Adding to the list of hard work, it has become more and more difficult in the past years to find a pitch in any given town or city. The mania of regimentation is taking over, suitable space is becoming more and more scarce, and there is a lot of competition between circuses for those spaces. Joppe Wouters concurs, but also tells us that Circus Marcel always plays under an invitation from a festival or cultural centre. This makes things easier, because all the permits are applied for by the organizer in question. The old tent-circuses are used to doing all the organization themselves. One could say that the ‘younger’ tent-circuses take a lot fewer financial risks than their traditional counterparts. Wouters does add that he would love to become just such a nomadic tent-circus, but he simply isn’t in the financial situation to do so. Even with an invitation from a cultural centre it is no simple task to balance the books and pay all the artists a decent fee for their work. In Ieper for example, in the three-day festival Gevleugelde Stad, companies have to cover their own costs. Gevleugelde Stad claims that they provide a large group of organizers who come to see the work and offer contracts to those companies. But in truth it appears to be more of a cheap marketing trick to give color to the city. A typical form of exploitation in the 21st century: what the artist receives is an ‘opportunity’, but the one who demands their services is under no risk themselves. One would hope to expect more from a local government!

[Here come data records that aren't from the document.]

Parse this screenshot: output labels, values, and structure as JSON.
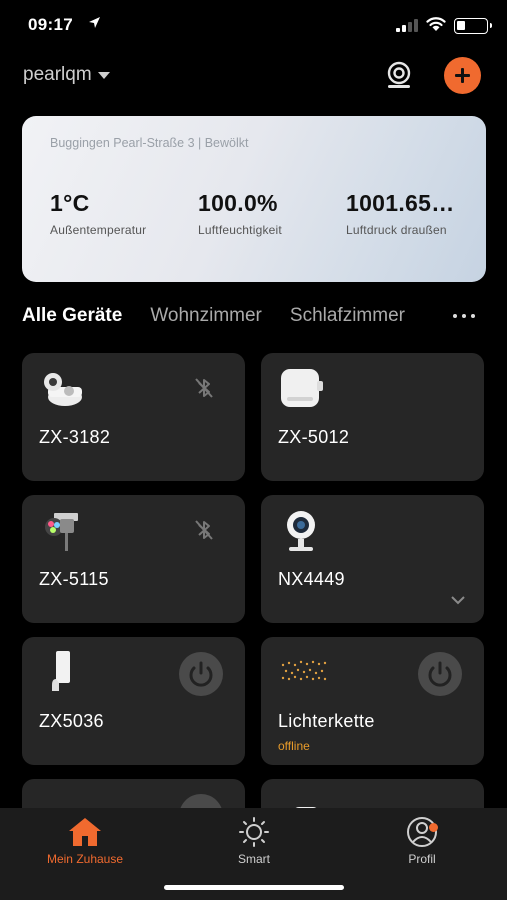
{
  "status_bar": {
    "time": "09:17"
  },
  "header": {
    "home_name": "pearlqm"
  },
  "weather": {
    "location": "Buggingen Pearl-Straße 3 | Bewölkt",
    "stats": [
      {
        "value": "1°C",
        "label": "Außentemperatur"
      },
      {
        "value": "100.0%",
        "label": "Luftfeuchtigkeit"
      },
      {
        "value": "1001.65…",
        "label": "Luftdruck draußen"
      }
    ]
  },
  "tabs": [
    "Alle Geräte",
    "Wohnzimmer",
    "Schlafzimmer"
  ],
  "devices": [
    {
      "name": "ZX-3182",
      "icon": "earbuds-icon",
      "control": "bluetooth-off"
    },
    {
      "name": "ZX-5012",
      "icon": "plug-icon",
      "control": "none"
    },
    {
      "name": "ZX-5115",
      "icon": "spotlight-icon",
      "control": "bluetooth-off"
    },
    {
      "name": "NX4449",
      "icon": "webcam-icon",
      "control": "expand"
    },
    {
      "name": "ZX5036",
      "icon": "hook-sensor-icon",
      "control": "power"
    },
    {
      "name": "Lichterkette",
      "status": "offline",
      "icon": "fairy-lights-icon",
      "control": "power"
    }
  ],
  "bottom_nav": [
    {
      "label": "Mein Zuhause",
      "icon": "home-icon",
      "active": true
    },
    {
      "label": "Smart",
      "icon": "sun-icon",
      "active": false
    },
    {
      "label": "Profil",
      "icon": "profile-icon",
      "active": false
    }
  ],
  "colors": {
    "accent": "#f06a2f",
    "card": "#262626",
    "background": "#000000",
    "offline": "#e89b2a"
  }
}
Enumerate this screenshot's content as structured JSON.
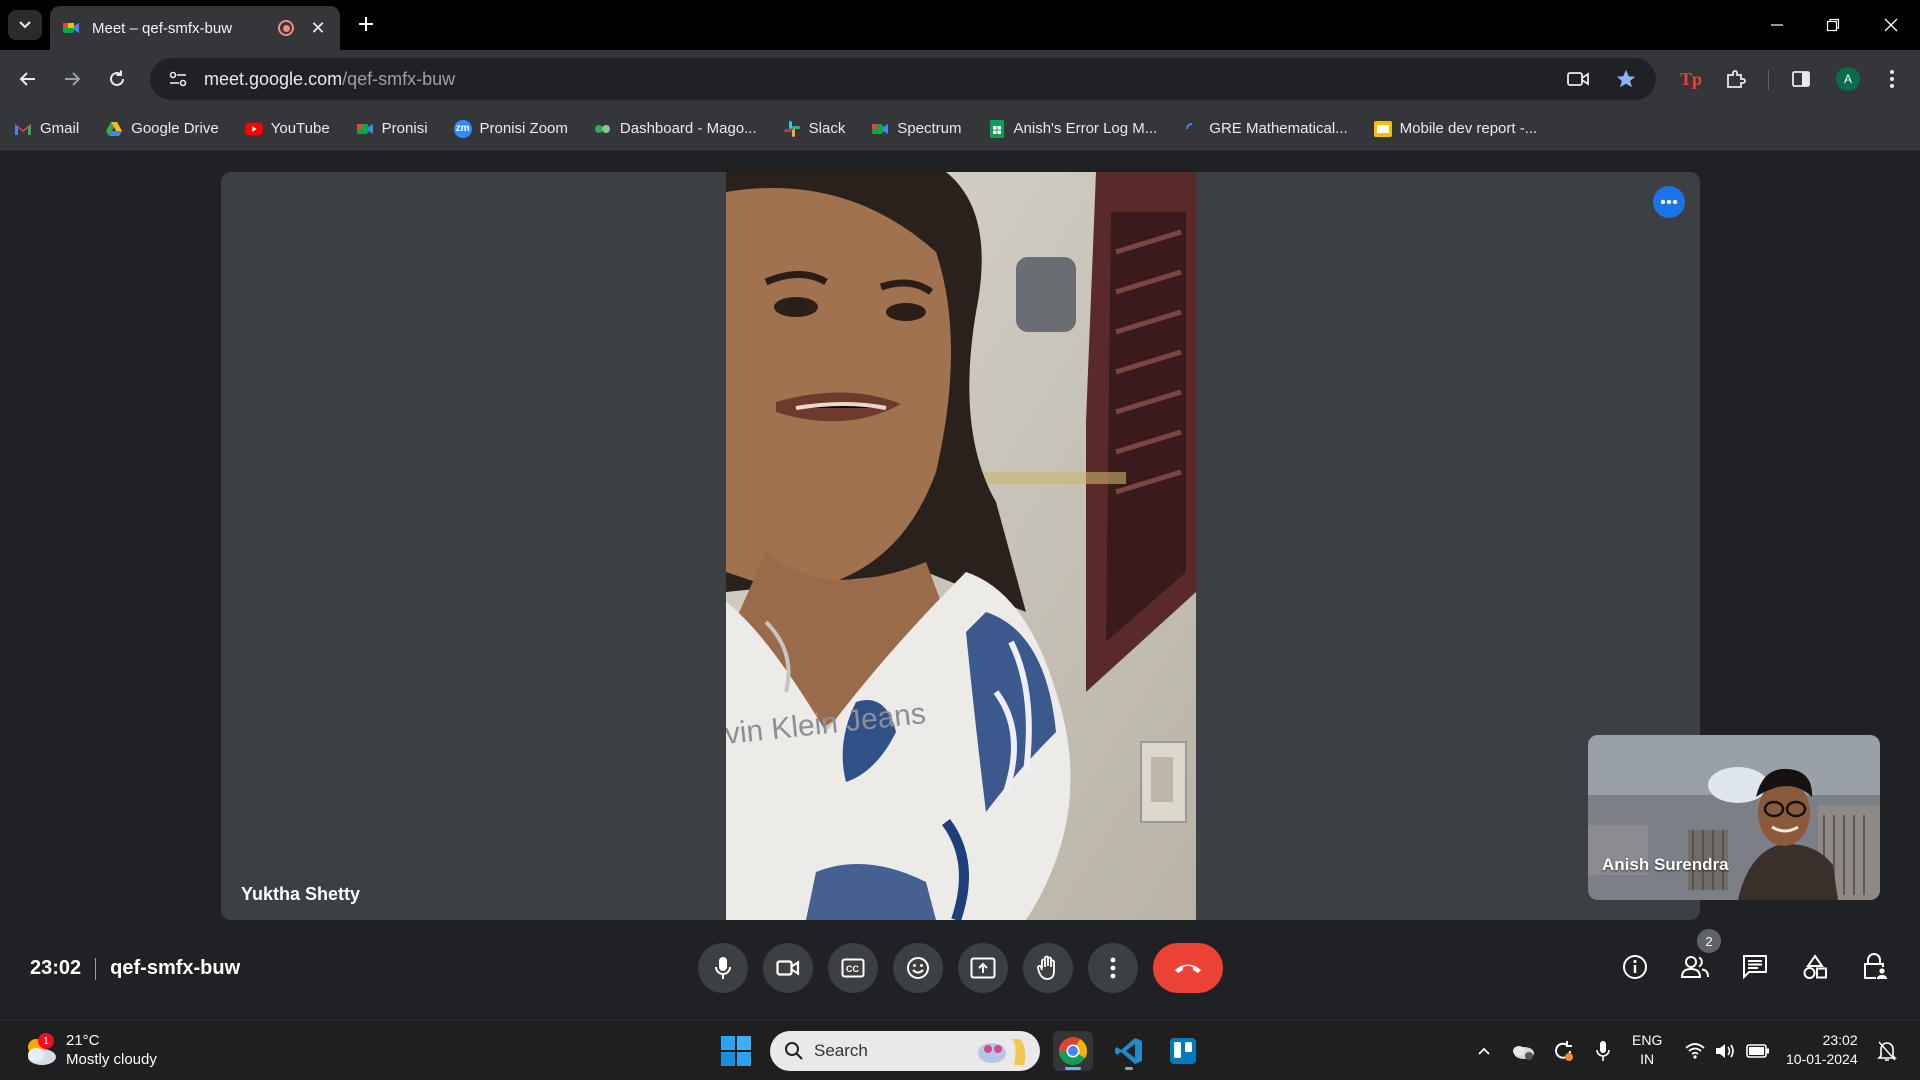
{
  "browser": {
    "tab": {
      "title": "Meet – qef-smfx-buw"
    },
    "url": {
      "host": "meet.google.com",
      "path": "/qef-smfx-buw"
    },
    "bookmarks": [
      {
        "label": "Gmail",
        "icon": "gmail-icon"
      },
      {
        "label": "Google Drive",
        "icon": "drive-icon"
      },
      {
        "label": "YouTube",
        "icon": "youtube-icon"
      },
      {
        "label": "Pronisi",
        "icon": "meet-icon"
      },
      {
        "label": "Pronisi Zoom",
        "icon": "zoom-icon"
      },
      {
        "label": "Dashboard - Mago...",
        "icon": "dashboard-icon"
      },
      {
        "label": "Slack",
        "icon": "slack-icon"
      },
      {
        "label": "Spectrum",
        "icon": "meet-icon"
      },
      {
        "label": "Anish's Error Log M...",
        "icon": "sheets-icon"
      },
      {
        "label": "GRE Mathematical...",
        "icon": "loading-icon"
      },
      {
        "label": "Mobile dev report -...",
        "icon": "slides-icon"
      }
    ],
    "profile_initial": "A",
    "extension_label": "Tp"
  },
  "meet": {
    "main_participant": "Yuktha Shetty",
    "shirt_text": "vin Klein Jeans",
    "self_participant": "Anish Surendra",
    "time": "23:02",
    "meeting_code": "qef-smfx-buw",
    "people_count": "2",
    "accent_color": "#1a73e8",
    "end_call_color": "#ea4335"
  },
  "taskbar": {
    "weather_temp": "21°C",
    "weather_desc": "Mostly cloudy",
    "weather_badge": "1",
    "search_placeholder": "Search",
    "lang_line1": "ENG",
    "lang_line2": "IN",
    "time": "23:02",
    "date": "10-01-2024"
  }
}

NOT TO NAME BUT TO EXPERIENCE
Back to the essence of circus. One sees that many circuses aim to call up a certain melancholy. That is something that is unavoidable with a circus tent: a colossus that evokes anything but the 21st century. The melancholy gives us the space to bathe in an illusory past. Perhaps even a past that never existed. Should we regret this? Is the attraction to and essence of the circus based on the fact that it always confronts us, one way or the other, with a feeling of what has past? Why are circus and melancholy, a certain sadness, so closely tied to one another? One thing is for sure: the circus is a place of extremes. Of emotions, thoughts and actions which seem to contradict one another.
During the conversation with Joppe Wouters, he uses the word – ‘magic’. For Wouters the essence of circus is difficult to capture in words. ‘Magic’ is the word that comes closest. “Circus is something you cannot name. It is something you have to experience.” Bold words to offer in a period where we are expected to name and understand everything. The circus as a place for ‘not-knowing’ or for ‘coming to know’ can serve as a powerful antidote for the organizing and planning-obsessed, late-capitalistic society we live in today.
The circus is intense, magical, creates a feeling of belonging, is financially a huge risk, and demands seriously hard labor. In all ways, the tent-circus is an impressive undertaking. All theories – economic, social and ecological – seem to argue against the survival of the tent-circus. And yet, it does not seem like it will be disappearing any time soon. What can it mean to the 21st century? To begin with, it can fulfill its oldest roll: to create a feeling of belonging and to provoke a state of ‘I don’t know’.